As Allred explains, that’s a moot point for many because of how much time has elapsed. But “there’s no statute of limitations on the right to exercise free speech,” she said. “For many [women], this is the only recourse they have — it’s access to the court of public opinion.”
Hence the news conferences, which only fuel Allred’s opponents, who deem them vulgar spectacles. But they have their place, Allred explained. For example, the early 1980s news conference she held for a same-sex couple who had been denied a romantic table at a Los Angeles restaurant felt like a cultural moment.

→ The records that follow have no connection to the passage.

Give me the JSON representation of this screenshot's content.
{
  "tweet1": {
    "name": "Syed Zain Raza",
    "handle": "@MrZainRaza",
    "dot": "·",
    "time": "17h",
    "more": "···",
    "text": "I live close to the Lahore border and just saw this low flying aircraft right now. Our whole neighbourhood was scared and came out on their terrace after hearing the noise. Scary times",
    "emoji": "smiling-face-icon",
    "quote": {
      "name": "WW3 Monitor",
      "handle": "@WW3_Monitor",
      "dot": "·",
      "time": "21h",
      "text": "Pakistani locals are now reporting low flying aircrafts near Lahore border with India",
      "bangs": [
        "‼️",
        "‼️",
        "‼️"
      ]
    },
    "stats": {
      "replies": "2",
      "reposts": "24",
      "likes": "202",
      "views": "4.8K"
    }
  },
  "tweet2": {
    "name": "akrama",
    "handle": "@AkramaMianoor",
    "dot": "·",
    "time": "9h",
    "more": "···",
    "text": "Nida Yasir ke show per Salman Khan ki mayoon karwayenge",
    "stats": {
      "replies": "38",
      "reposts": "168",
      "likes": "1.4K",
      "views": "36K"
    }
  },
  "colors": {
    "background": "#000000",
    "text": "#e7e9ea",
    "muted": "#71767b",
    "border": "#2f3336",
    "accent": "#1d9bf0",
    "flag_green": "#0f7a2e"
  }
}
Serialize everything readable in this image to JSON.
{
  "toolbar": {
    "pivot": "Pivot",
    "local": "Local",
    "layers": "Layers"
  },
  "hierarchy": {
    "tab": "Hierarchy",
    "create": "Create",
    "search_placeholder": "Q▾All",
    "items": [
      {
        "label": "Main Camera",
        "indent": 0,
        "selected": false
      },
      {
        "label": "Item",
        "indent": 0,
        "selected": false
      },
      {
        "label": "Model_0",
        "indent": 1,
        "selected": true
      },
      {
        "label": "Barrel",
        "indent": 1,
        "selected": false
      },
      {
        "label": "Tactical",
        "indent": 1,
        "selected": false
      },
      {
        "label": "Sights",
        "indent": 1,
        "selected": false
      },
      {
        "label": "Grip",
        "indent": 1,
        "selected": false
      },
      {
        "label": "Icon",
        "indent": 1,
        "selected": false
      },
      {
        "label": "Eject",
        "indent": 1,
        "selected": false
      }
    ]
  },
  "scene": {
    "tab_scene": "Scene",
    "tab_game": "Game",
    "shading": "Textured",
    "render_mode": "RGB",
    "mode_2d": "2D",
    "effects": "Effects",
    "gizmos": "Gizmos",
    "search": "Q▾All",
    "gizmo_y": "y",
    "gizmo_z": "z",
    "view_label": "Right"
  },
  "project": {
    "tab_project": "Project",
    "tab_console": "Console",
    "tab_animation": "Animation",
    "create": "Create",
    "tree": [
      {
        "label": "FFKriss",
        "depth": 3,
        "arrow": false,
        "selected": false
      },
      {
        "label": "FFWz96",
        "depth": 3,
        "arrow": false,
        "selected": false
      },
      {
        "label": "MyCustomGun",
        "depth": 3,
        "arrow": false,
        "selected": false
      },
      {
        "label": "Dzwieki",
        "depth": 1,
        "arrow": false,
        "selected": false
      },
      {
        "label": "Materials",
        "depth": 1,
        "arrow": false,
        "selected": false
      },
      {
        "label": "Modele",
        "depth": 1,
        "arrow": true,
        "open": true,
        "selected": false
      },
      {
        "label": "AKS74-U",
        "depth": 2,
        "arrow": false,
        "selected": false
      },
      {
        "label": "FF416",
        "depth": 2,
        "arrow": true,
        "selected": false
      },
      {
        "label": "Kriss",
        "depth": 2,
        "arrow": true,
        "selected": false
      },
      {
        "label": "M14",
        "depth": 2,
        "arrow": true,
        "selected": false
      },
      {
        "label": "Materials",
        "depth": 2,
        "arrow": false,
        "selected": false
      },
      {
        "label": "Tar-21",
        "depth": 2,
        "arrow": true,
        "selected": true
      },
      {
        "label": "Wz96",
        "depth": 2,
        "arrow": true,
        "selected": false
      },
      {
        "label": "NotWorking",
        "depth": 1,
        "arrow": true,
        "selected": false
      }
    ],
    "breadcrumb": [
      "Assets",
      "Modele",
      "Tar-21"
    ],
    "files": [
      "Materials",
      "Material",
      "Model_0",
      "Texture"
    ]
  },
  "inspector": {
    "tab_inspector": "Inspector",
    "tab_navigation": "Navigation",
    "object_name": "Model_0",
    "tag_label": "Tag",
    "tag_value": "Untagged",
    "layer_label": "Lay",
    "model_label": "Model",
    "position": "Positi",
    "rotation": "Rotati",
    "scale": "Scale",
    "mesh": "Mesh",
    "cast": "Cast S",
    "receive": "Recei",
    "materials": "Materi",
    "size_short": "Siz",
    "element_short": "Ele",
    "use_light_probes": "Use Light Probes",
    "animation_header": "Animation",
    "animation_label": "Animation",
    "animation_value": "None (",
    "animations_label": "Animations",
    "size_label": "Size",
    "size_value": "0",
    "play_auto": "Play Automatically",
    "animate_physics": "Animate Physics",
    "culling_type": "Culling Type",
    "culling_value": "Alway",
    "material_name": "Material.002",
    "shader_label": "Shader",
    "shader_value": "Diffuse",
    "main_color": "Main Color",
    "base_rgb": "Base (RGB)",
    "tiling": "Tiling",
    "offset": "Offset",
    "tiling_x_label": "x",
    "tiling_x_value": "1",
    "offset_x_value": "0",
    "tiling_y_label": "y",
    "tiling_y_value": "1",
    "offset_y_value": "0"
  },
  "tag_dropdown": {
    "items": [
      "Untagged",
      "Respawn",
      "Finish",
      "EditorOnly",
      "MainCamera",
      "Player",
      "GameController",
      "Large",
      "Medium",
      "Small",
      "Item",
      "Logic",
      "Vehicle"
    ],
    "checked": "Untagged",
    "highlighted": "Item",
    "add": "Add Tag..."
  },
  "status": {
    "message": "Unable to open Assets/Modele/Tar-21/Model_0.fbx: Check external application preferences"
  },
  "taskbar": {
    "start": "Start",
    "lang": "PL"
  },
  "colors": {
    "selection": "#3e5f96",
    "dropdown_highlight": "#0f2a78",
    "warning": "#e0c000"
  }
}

“I had my clients, who were lesbian partners, speaking on television, and some people had never heard anyone self-identifying as lesbians speaking out on television,” Allred said. “They were businesswomen and very polite and articulate, so we dispelled stereotypes and also fought for legal rights all at the same time.”
Filming for the documentary ended around the time of Donald Trump’s inauguration, so we see Allred at the women’s march and participating in another protest on the steps of the Lincoln Memorial. In the movie, a couple of men approach the lawyer and get in her face, scolding her about the sin of same-sex marriage. “God’s major courtroom is gonna put you in hell, Gloria,” one says.
“First of all, I want to thank you for expressing your free speech, which you and I both treasure,” Allred replies with her tight, fuchsia smile. “Even though we disagree, I want you to know that you matter.”
And with that, a group of people encircle Allred, creating a barrier between her and the men. They start chanting “Gloria! Gloria!” It’s the kind of scene that would probably seem over-the-top in a feature film, but it’s really happening. And, for a moment, it seems like maybe Allred’s days of being parodied are over.